- Historic Sites
Lincoln’s Plan For Reconstruction
June 1955 | Volume 6, Issue 4
A careful study of these matters reveals a problem as to top executive leadership locally applied—that is, the difficulty of achieving effectiveness in a particular area in terms of policy developed in Washington. Lincoln was President; he was the Chief; he made the appointments and formed decisions; presumably he would choose men to put his policies into operation. Yet so unpredictable were events and so complicated was the situation as to politicians’ maneuvers that those who supposedly should have carried out Lincoln’s purposes promoted their own factional and contrary schemes in such manner as to jeopardize the President’s best laid plans.
George F. Shepley was a case in point. He had been a Maine Democrat, an appointee of Pierce and later of Buchanan as district attorney, and a supporter of Douglas in 1860. These factors in his background did not militate against him in Lincoln’s view—the President often appointed Democrats—nor should they have been a drawback to successful service in Louisiana’s reconstruction. There was, however, the further fact that Shepley became a Butlerite and a Radical; remaining after Butler’s removal, he played the Radical game at a time when it was hoped that a more Lincolnian policy would be inaugurated. Thus Shepley stood as an obstacle to Lincoln’s efforts to allay factionalism and to promote speedy and liberal restoration.

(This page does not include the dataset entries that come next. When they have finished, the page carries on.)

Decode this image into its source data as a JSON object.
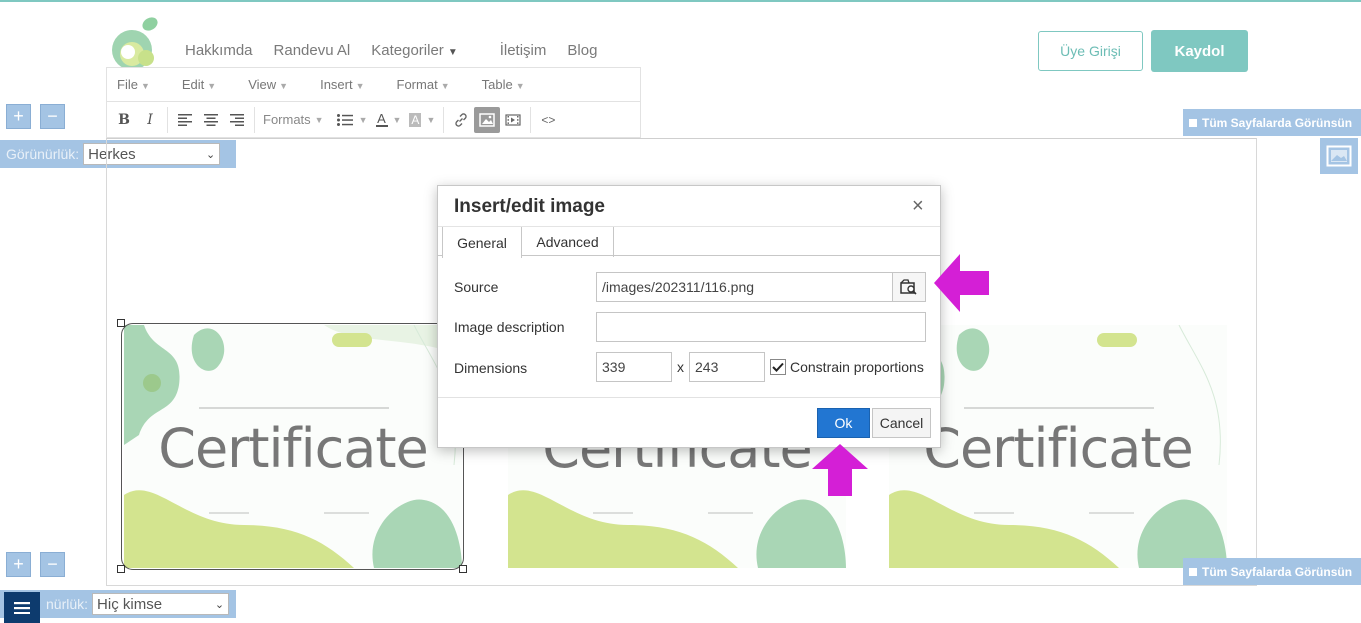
{
  "header": {
    "nav": [
      {
        "label": "Hakkımda"
      },
      {
        "label": "Randevu Al"
      },
      {
        "label": "Kategoriler"
      },
      {
        "label": "İletişim"
      },
      {
        "label": "Blog"
      }
    ],
    "login_label": "Üye Girişi",
    "register_label": "Kaydol"
  },
  "editor": {
    "menubar": [
      "File",
      "Edit",
      "View",
      "Insert",
      "Format",
      "Table"
    ],
    "toolbar": {
      "bold": "B",
      "italic": "I",
      "formats": "Formats",
      "font_color": "A",
      "bg_color": "A",
      "code": "<>"
    }
  },
  "builder": {
    "plus": "+",
    "minus": "−",
    "visibility_label": "Görünürlük:",
    "visibility_label_partial": "nürlük:",
    "visibility_top": "Herkes",
    "visibility_bottom": "Hiç kimse",
    "all_pages": "Tüm Sayfalarda Görünsün"
  },
  "content": {
    "certificate_text": "Certificate",
    "cert_badge": "▸▸▸"
  },
  "dialog": {
    "title": "Insert/edit image",
    "close": "×",
    "tabs": [
      "General",
      "Advanced"
    ],
    "source_label": "Source",
    "source_value": "/images/202311/116.png",
    "description_label": "Image description",
    "description_value": "",
    "dimensions_label": "Dimensions",
    "width": "339",
    "height": "243",
    "x_sep": "x",
    "constrain_label": "Constrain proportions",
    "ok": "Ok",
    "cancel": "Cancel"
  },
  "colors": {
    "brand_teal": "#7fc8c1",
    "builder_blue": "#a4c4e4",
    "ok_blue": "#2276d2",
    "arrow_magenta": "#d41fd6",
    "cert_green": "#a9d6b5",
    "cert_lime": "#d3e48f"
  },
  "icons": {
    "browse": "image-browse-icon",
    "menu": "hamburger-icon",
    "image_tool": "image-icon"
  }
}
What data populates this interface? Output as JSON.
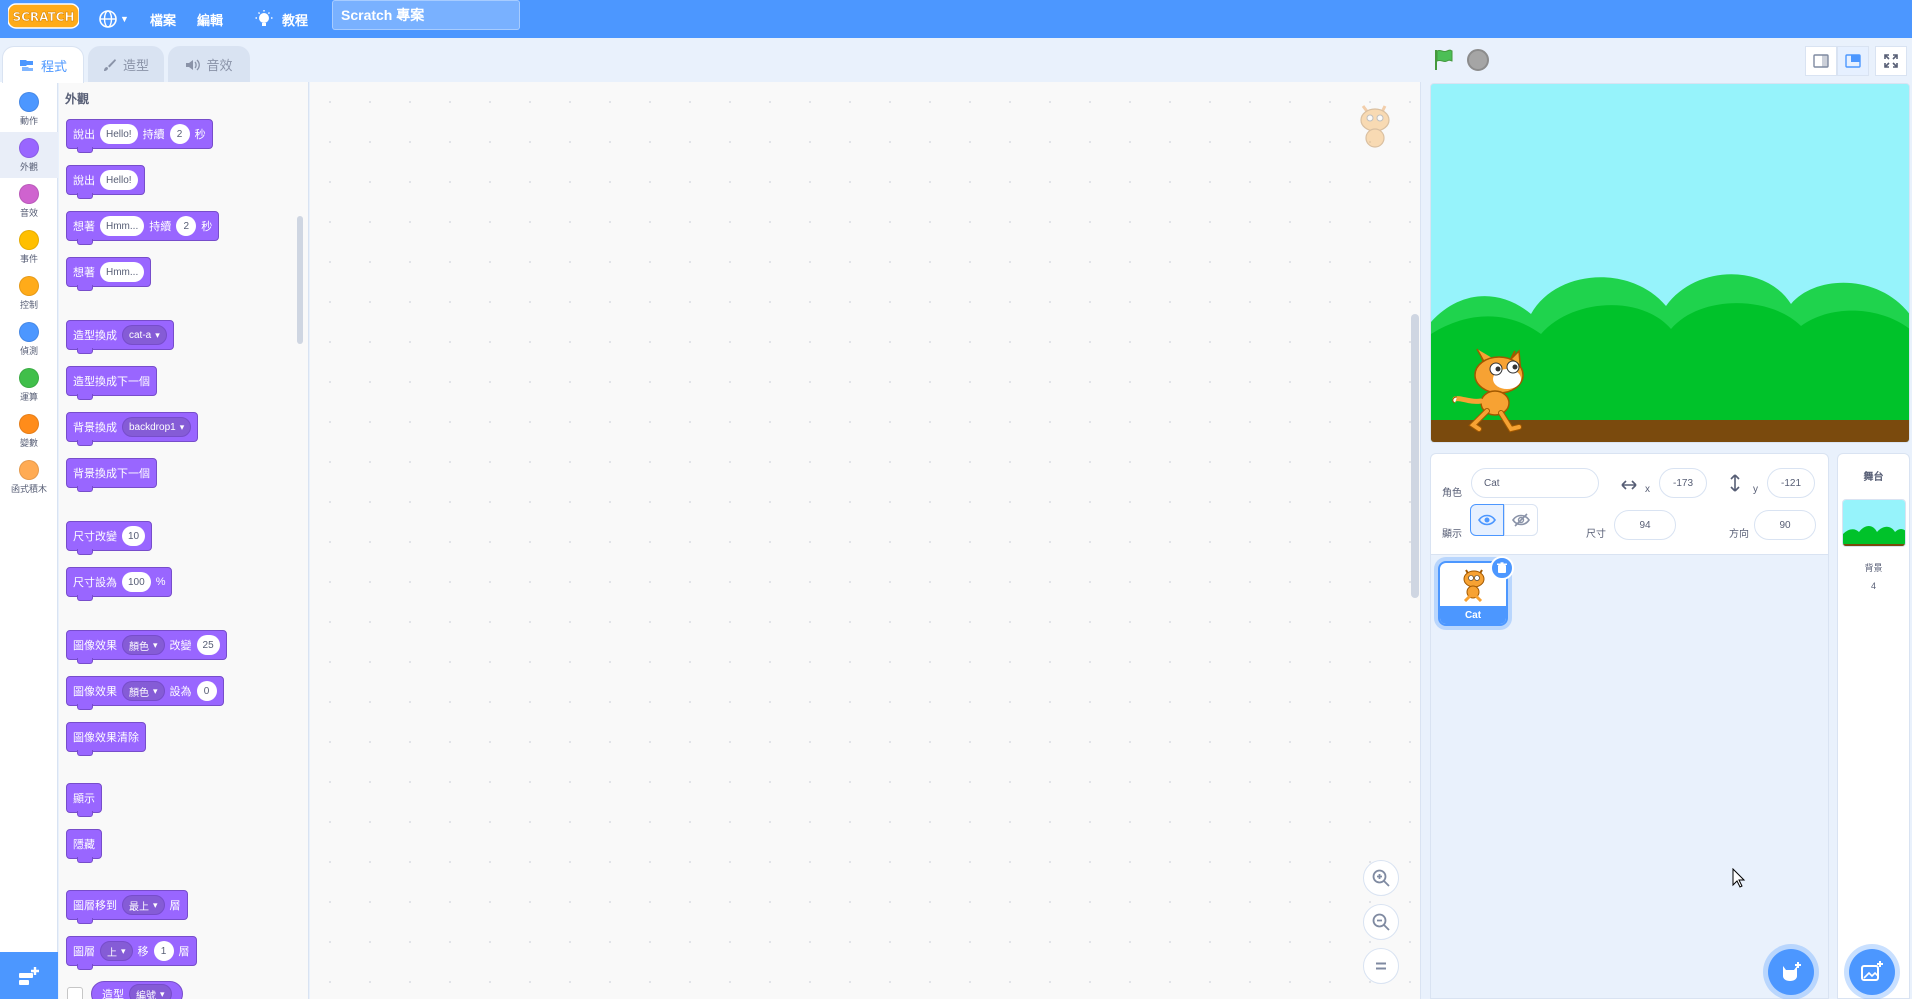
{
  "menubar": {
    "logo_text": "SCRATCH",
    "file_label": "檔案",
    "edit_label": "編輯",
    "tutorials_label": "教程",
    "project_title": "Scratch 專案"
  },
  "tabs": {
    "code": "程式",
    "costumes": "造型",
    "sounds": "音效"
  },
  "categories": [
    {
      "label": "動作",
      "color": "#4c97ff"
    },
    {
      "label": "外觀",
      "color": "#9966ff"
    },
    {
      "label": "音效",
      "color": "#cf63cf"
    },
    {
      "label": "事件",
      "color": "#ffbf00"
    },
    {
      "label": "控制",
      "color": "#ffab19"
    },
    {
      "label": "偵測",
      "color": "#4c97ff"
    },
    {
      "label": "運算",
      "color": "#40bf4a"
    },
    {
      "label": "變數",
      "color": "#ff8c1a"
    },
    {
      "label": "函式積木",
      "color": "#ffab54"
    }
  ],
  "palette": {
    "title": "外觀",
    "say_for": {
      "say": "說出",
      "value": "Hello!",
      "for": "持續",
      "secs": "2",
      "unit": "秒"
    },
    "say": {
      "say": "說出",
      "value": "Hello!"
    },
    "think_for": {
      "think": "想著",
      "value": "Hmm...",
      "for": "持續",
      "secs": "2",
      "unit": "秒"
    },
    "think": {
      "think": "想著",
      "value": "Hmm..."
    },
    "switch_costume": {
      "label": "造型換成",
      "value": "cat-a"
    },
    "next_costume": {
      "label": "造型換成下一個"
    },
    "switch_backdrop": {
      "label": "背景換成",
      "value": "backdrop1"
    },
    "next_backdrop": {
      "label": "背景換成下一個"
    },
    "change_size": {
      "label": "尺寸改變",
      "value": "10"
    },
    "set_size": {
      "label": "尺寸設為",
      "value": "100",
      "unit": "%"
    },
    "change_effect": {
      "label": "圖像效果",
      "effect": "顏色",
      "by": "改變",
      "value": "25"
    },
    "set_effect": {
      "label": "圖像效果",
      "effect": "顏色",
      "to": "設為",
      "value": "0"
    },
    "clear_effects": {
      "label": "圖像效果清除"
    },
    "show": {
      "label": "顯示"
    },
    "hide": {
      "label": "隱藏"
    },
    "go_to_layer": {
      "label": "圖層移到",
      "value": "最上",
      "suffix": "層"
    },
    "go_layers": {
      "label": "圖層",
      "direction": "上",
      "move": "移",
      "value": "1",
      "suffix": "層"
    },
    "costume_reporter": {
      "label": "造型",
      "value": "編號"
    }
  },
  "sprite_info": {
    "sprite_label": "角色",
    "sprite_name": "Cat",
    "x_label": "x",
    "x_value": "-173",
    "y_label": "y",
    "y_value": "-121",
    "show_label": "顯示",
    "size_label": "尺寸",
    "size_value": "94",
    "direction_label": "方向",
    "direction_value": "90"
  },
  "sprites": [
    {
      "name": "Cat"
    }
  ],
  "stage_pane": {
    "title": "舞台",
    "backdrops_label": "背景",
    "backdrops_count": "4"
  },
  "colors": {
    "menubar": "#4c97ff",
    "looks": "#9966ff",
    "accent": "#4c97ff"
  }
}
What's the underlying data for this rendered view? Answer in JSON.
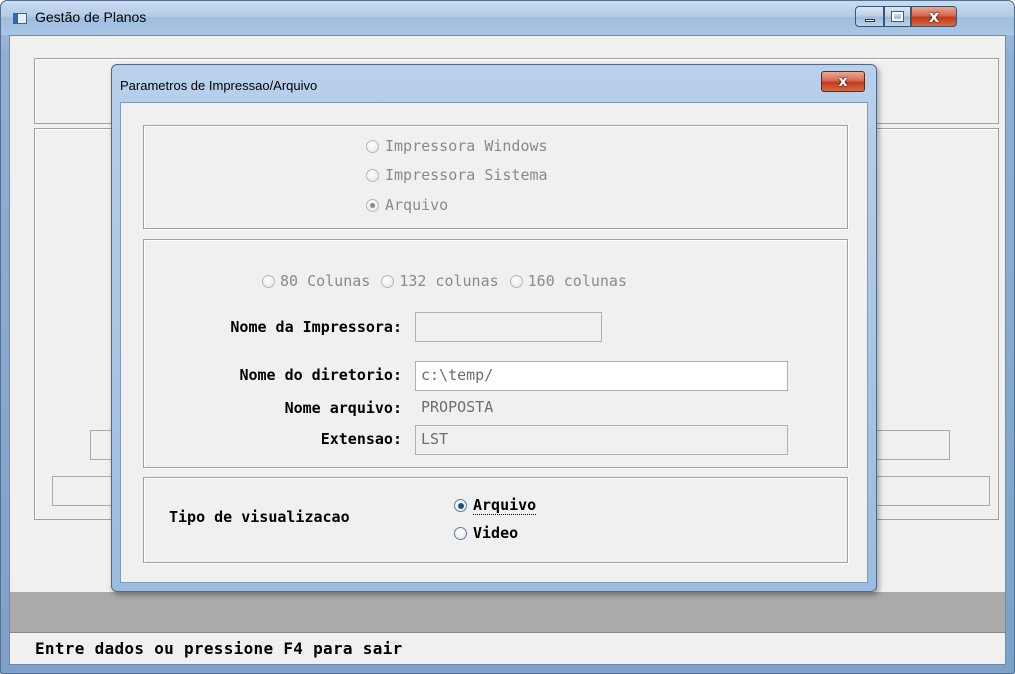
{
  "main_window": {
    "title": "Gestão de Planos",
    "status_text": "Entre dados ou pressione F4 para sair"
  },
  "dialog": {
    "title": "Parametros de Impressao/Arquivo",
    "close_glyph": "x",
    "output_options": [
      {
        "label": "Impressora Windows",
        "checked": false,
        "enabled": false
      },
      {
        "label": "Impressora Sistema",
        "checked": false,
        "enabled": false
      },
      {
        "label": "Arquivo",
        "checked": true,
        "enabled": false
      }
    ],
    "column_options": [
      {
        "label": "80 Colunas",
        "checked": false,
        "enabled": false
      },
      {
        "label": "132 colunas",
        "checked": false,
        "enabled": false
      },
      {
        "label": "160 colunas",
        "checked": false,
        "enabled": false
      }
    ],
    "printer_name": {
      "label": "Nome da Impressora:",
      "value": ""
    },
    "directory": {
      "label": "Nome do diretorio:",
      "value": "c:\\temp/"
    },
    "file_name": {
      "label": "Nome arquivo:",
      "value": "PROPOSTA"
    },
    "extension": {
      "label": "Extensao:",
      "value": "LST"
    },
    "view_type": {
      "label": "Tipo de visualizacao",
      "options": [
        {
          "label": "Arquivo",
          "checked": true,
          "enabled": true
        },
        {
          "label": "Video",
          "checked": false,
          "enabled": true
        }
      ]
    }
  },
  "colors": {
    "title_bar": "#b3cbe6",
    "close_button": "#c2391c",
    "client_bg": "#f0f0f0",
    "gray_band": "#aaaaaa",
    "disabled_text": "#8a8a8a"
  },
  "icons": {
    "app": "window-app-icon",
    "minimize": "minimize-icon",
    "maximize": "maximize-icon",
    "close": "close-icon"
  }
}
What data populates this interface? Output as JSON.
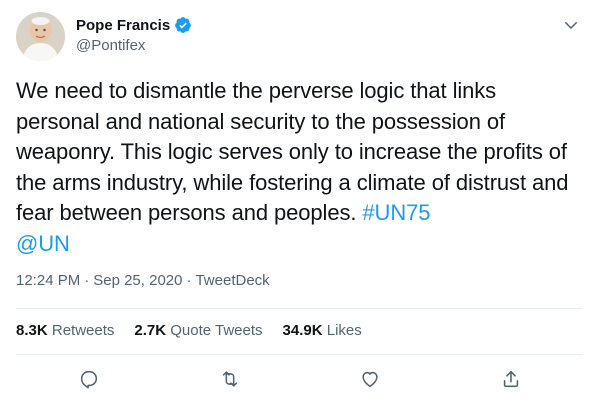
{
  "user": {
    "display_name": "Pope Francis",
    "handle": "@Pontifex",
    "verified_icon": "verified-badge-icon",
    "avatar": "avatar-photo"
  },
  "tweet": {
    "text_plain": "We need to dismantle the perverse logic that links personal and national security to the possession of weaponry. This logic serves only to increase the profits of the arms industry, while fostering a climate of distrust and fear between persons and peoples. ",
    "hashtag": "#UN75",
    "mention": "@UN"
  },
  "meta": {
    "time": "12:24 PM",
    "separator1": "·",
    "date": "Sep 25, 2020",
    "separator2": "·",
    "source": "TweetDeck"
  },
  "stats": {
    "retweets_count": "8.3K",
    "retweets_label": "Retweets",
    "quotes_count": "2.7K",
    "quotes_label": "Quote Tweets",
    "likes_count": "34.9K",
    "likes_label": "Likes"
  },
  "actions": {
    "reply": "reply-icon",
    "retweet": "retweet-icon",
    "like": "like-icon",
    "share": "share-icon"
  },
  "colors": {
    "link": "#1d9bf0",
    "text": "#0f1419",
    "muted": "#536471",
    "divider": "#e6ecf0"
  }
}
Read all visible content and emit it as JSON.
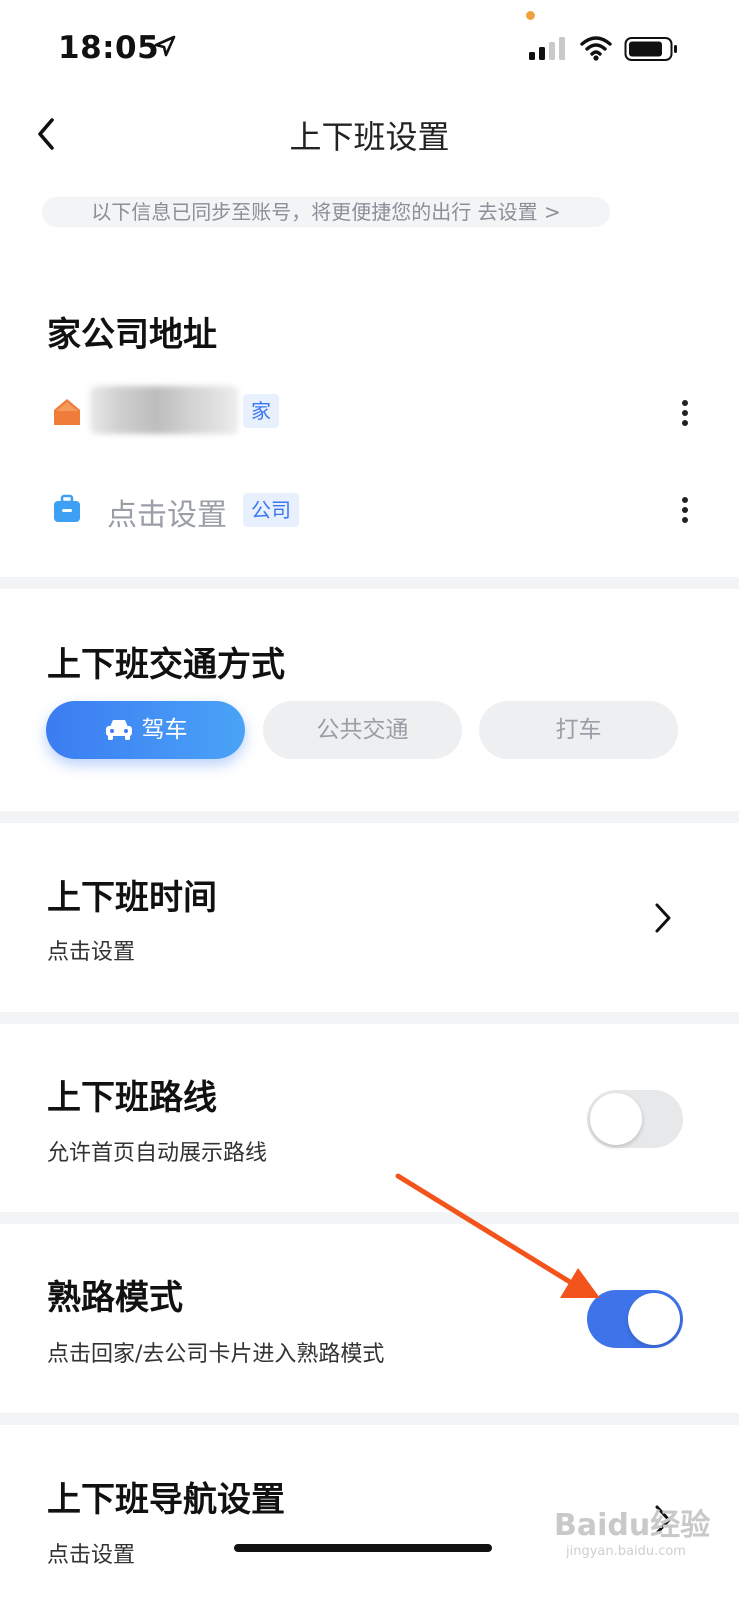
{
  "status_bar": {
    "time": "18:05"
  },
  "header": {
    "title": "上下班设置"
  },
  "sync_notice": "以下信息已同步至账号，将更便捷您的出行 去设置 >",
  "address_section": {
    "title": "家公司地址",
    "home": {
      "tag": "家"
    },
    "company": {
      "placeholder": "点击设置",
      "tag": "公司"
    }
  },
  "transport_section": {
    "title": "上下班交通方式",
    "options": [
      "驾车",
      "公共交通",
      "打车"
    ],
    "selected": "驾车"
  },
  "time_section": {
    "title": "上下班时间",
    "subtitle": "点击设置"
  },
  "route_section": {
    "title": "上下班路线",
    "subtitle": "允许首页自动展示路线",
    "enabled": false
  },
  "familiar_section": {
    "title": "熟路模式",
    "subtitle": "点击回家/去公司卡片进入熟路模式",
    "enabled": true
  },
  "nav_section": {
    "title": "上下班导航设置",
    "subtitle": "点击设置"
  },
  "watermark": {
    "main": "Baidu经验",
    "sub": "jingyan.baidu.com"
  },
  "colors": {
    "accent": "#3f73ea",
    "home_icon": "#f07c3a",
    "company_icon": "#3ea0f2",
    "annotation": "#f2541c"
  }
}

Toward the end of the Butler-Shepley period an election was held within the Union lines on December 3, 1862, for members of Congress from Louisiana. Two men of different outlook were elected: B. F. Flanders from New Hampshire, who was to become an instrument of the Radical faction; and Michael Hahn, a citizen of Louisiana born in Bavaria, who was more in tune with Lincoln’s purposes. When the question of admitting these gentlemen as members of the House of Representatives was brought before that body (February 9, 1863) a species of dog fight ensued, a forerunner of the rough treatment in store for Lincoln’s whole reunion program. Few were ready for frontal attack and sidestepping was more in evidence; the result was confusion, unrelated motions, and postponement. Finally, on February 17, 1863, the House voted, 92 to 44, to seat Flanders and Hahn. By that time that particular Congress, the Thirty-seventh, was about to pass out of existence.
Second Phase: Shepley and Durant versus Banks . In the next phase, while Banks was in top command in Louisiana with Shepley as military governor—i. e., governor as to civil affairs under military authority—certain groups in the state got to work, though at cross purposes, to seize control of the process of state remaking. It turned out to be a period of bickering and futility, a time of bitter disappointment to the President. Taking over the rebuilding task and attempting to do it in his own way, Governor Shepley proceeded to make a registry of voters, appointing T. J. Durant, a Radical like himself, as commissioner of registration. An oath of allegiance was required (this was before the presidentially prescribed oath of December 8, 1863) and the registration of whites who would take the oath was ordered. It was Durant’s idea that ten loyal men in a parish, if no more could be registered, would be a sufficient basis for an election. This was a period when Banks was preoccupied with military command in the Port Hudson and Texas areas, while Shepley was also absent from Louisiana, spending a large part of the summer of 1863 in Washington. Lincoln approved the Shepley-Durant registration and wanted it pushed.
The President was trying to keep himself in the background, to avoid seeming to dictate, and to let things work themselves out as a Louisiana movement. Yet he soon found that a jurisdictional dispute or confusion as to control was spoiling everything. Shepley as military governor and Durant, his appointee, were claiming “that they were exclusively charged with the work of reconstruction in Louisiana,” while Banks had “not felt authorized to interfere” with them. In a letter of December 16, 1863, Banks advised the President that he was “only in partial command,” adding: “There are not less than four distinct governments here claiming . . . independent powers based upon instructions received directly from Washington, and recognizing no other authority than their own.”
Though this unfortunate situation was due in large part to the activities of Radical groups, another factor may have been a bit of inadvertence on the part of the burdened President: he had supposed all the time that Banks was in chief command but had not made that point sufficiently clear. He now wrote a strong letter to Banks (December 24, 1863) with a fourfold repetition of the main theme: You are master. The President was seriously annoyed at the frustration and delay. Shepley, he wrote, was to “assist” Banks, not to “thwart” him. The desirable object, of course, was to have unity among pro-Union men and leaders, but a serious obstacle to such unity was the attitude of Shepley and his considerable faction. It became increasingly apparent that these Radicals were unwilling to co-operate with the man whom Lincoln had placed in chief authority and whom he had plainly designated as “master.” Treating delay and factionalism as if things of the past, Lincoln wrote to Banks: “Give us a free State reorganization of Louisiana in the shortest possible time.”